Set in the notoriously cursed, djinn-infested Madayen Saleh ruins in the northwestern sector of the Kingdom, Madayen is a found footage psychological horror ghost story, with a little bit of goofiness tossed in. We spoke to writer and producer of the film, Hakeem Jomah, about being one of Saudi Arabia’s first and only horror filmmakers.

Arab Film and Media Institute: How did you first get into filmmaking? I understand you were a doctor before you got into this field. What made you change paths?

Hakeem Jomah: I love films, I love the volatile and everchanging formula of the visual narrative, I love the stories they tell. And I wanted to tell stories.

I haven’t changed paths, I was a doctor when I wrote Madayen and was a doctor when I finished it. I’m just a doctor that also loves making movies.

AFMI: What was the inspiration for Madayen? Is the premise based on any real myths?

HJ: I love horror films (surprise!), but I hated where the genre was going. Reliant more on jump scares and CGI and less on what truly makes a horror film great: the imagination of the viewer, the less you show them the more afraid they’ll be. You’re afraid of the dark because you don’t know what’s beyond it.

Madayen Saleh was a massive source of Saudi Urban legends. You’d hear all kinds of stories and NONE of them the same. This was an original story inspired by the culmination of stories I had heard all my life.

AFMI: Madayen is right at the beginning of a new trend of Saudi horror films. Can you speak about this development at all? How does it feel to be one of the first?

HJ: When I pitched this to my crew. I specifically said I wanted to make a film in Saudi Arabia that wasn’t ABOUT Saudi Arabia. There’s more to us than that.

This is just a horror film that happens to take place in ruins located in Saudi Arabia.

ONE of the first? I’ll toot our horn here and say as far as a full fledged feature, we ARE the first!

AFMI: What made you choose the “found footage” style that you utilize in Madayen?

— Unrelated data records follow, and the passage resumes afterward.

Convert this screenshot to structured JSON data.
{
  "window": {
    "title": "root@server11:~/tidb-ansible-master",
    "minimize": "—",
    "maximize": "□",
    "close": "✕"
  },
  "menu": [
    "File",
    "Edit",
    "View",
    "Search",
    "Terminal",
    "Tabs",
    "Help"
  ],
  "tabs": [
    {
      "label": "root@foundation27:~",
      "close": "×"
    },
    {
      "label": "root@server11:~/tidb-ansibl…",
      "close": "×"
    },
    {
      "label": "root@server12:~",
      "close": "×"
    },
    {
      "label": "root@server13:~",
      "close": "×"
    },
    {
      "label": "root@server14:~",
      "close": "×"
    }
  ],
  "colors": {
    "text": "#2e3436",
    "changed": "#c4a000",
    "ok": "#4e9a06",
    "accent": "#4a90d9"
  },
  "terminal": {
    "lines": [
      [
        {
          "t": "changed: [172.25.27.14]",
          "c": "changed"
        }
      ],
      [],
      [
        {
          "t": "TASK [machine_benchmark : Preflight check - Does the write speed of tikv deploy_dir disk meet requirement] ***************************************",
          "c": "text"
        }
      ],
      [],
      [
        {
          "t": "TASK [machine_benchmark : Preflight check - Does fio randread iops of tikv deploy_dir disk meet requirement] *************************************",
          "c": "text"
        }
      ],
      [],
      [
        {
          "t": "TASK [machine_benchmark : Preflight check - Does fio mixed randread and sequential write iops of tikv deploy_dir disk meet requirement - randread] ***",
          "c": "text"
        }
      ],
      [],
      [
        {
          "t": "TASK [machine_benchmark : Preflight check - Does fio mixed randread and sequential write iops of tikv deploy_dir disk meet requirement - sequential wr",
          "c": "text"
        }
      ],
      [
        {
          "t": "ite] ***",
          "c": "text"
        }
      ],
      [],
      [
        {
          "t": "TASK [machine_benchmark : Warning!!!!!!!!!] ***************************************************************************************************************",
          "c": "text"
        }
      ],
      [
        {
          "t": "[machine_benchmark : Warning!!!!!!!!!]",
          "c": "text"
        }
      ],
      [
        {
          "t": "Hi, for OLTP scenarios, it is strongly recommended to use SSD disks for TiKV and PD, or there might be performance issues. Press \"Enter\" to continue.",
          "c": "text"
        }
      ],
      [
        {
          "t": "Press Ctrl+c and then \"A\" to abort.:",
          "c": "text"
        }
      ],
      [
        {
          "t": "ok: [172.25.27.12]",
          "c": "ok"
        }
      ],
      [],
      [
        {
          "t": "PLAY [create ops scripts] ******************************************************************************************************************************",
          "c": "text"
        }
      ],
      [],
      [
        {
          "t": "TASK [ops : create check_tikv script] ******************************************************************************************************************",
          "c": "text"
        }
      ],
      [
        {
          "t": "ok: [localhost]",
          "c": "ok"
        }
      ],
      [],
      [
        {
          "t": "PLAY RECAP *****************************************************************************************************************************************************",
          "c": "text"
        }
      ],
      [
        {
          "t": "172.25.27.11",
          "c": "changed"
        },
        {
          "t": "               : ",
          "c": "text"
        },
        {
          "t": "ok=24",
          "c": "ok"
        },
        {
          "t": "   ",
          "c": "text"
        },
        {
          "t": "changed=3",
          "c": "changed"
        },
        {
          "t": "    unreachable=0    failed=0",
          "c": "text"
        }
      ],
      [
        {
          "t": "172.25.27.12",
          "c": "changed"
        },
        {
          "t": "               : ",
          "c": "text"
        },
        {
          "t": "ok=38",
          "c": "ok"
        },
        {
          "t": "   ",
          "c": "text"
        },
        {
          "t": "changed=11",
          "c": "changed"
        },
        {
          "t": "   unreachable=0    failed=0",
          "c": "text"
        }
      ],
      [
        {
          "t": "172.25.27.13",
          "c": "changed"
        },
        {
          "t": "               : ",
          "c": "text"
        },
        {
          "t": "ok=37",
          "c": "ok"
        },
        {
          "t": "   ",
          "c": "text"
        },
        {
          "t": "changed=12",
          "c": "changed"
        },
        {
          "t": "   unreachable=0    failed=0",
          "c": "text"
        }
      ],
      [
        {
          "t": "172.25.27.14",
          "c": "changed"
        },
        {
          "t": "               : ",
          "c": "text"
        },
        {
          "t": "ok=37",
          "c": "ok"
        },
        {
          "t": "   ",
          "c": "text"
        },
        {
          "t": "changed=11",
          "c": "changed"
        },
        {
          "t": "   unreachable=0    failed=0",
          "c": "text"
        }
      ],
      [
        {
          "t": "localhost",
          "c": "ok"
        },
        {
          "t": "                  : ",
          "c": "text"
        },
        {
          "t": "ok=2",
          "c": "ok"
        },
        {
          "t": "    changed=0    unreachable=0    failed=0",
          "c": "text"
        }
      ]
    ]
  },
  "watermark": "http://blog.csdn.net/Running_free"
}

HJ: Found footage is an over-utilized genre with underused potential. A lot can be told from a real, raw perspective. You’re there with the characters and you grow with them.

I felt the candid misadventures of three Saudi guys from Jeddah on a road trip was very humanizing and emotionally exuding when told from a found footage perspective.

AFMI: Did you have any major hurdles making this film?

HJ: This was my first ever foray into film. EVERYTHING was a learning experience: Production, editing, organising, casting. It was a humbling experience and one of the most exhausting years for all of us.

We all had parts to play that were completely over our heads but we hit the books and got to learning and here we are.

AFMI: Horror is not a very prominent genre in Arab film, but with Halloween approaching here in the States it seems only appropriate to try to watch a few! Do you have any favorite Arab horror films that you would recommend?

HJ: Adel Imams Al Ins Wal Jin is a horror gem of Egyptian cinema and worth taking a look at!

Also Madayen, I hear it’s really something.

Madayen is being shown as part of the #AFF2017 Saudi Showcase which will present three films that represent the best of Saudi filmmaking. This special selection will be shown at the New Parkway Theatre on October 20 at 8:05pm. Get your tickets here!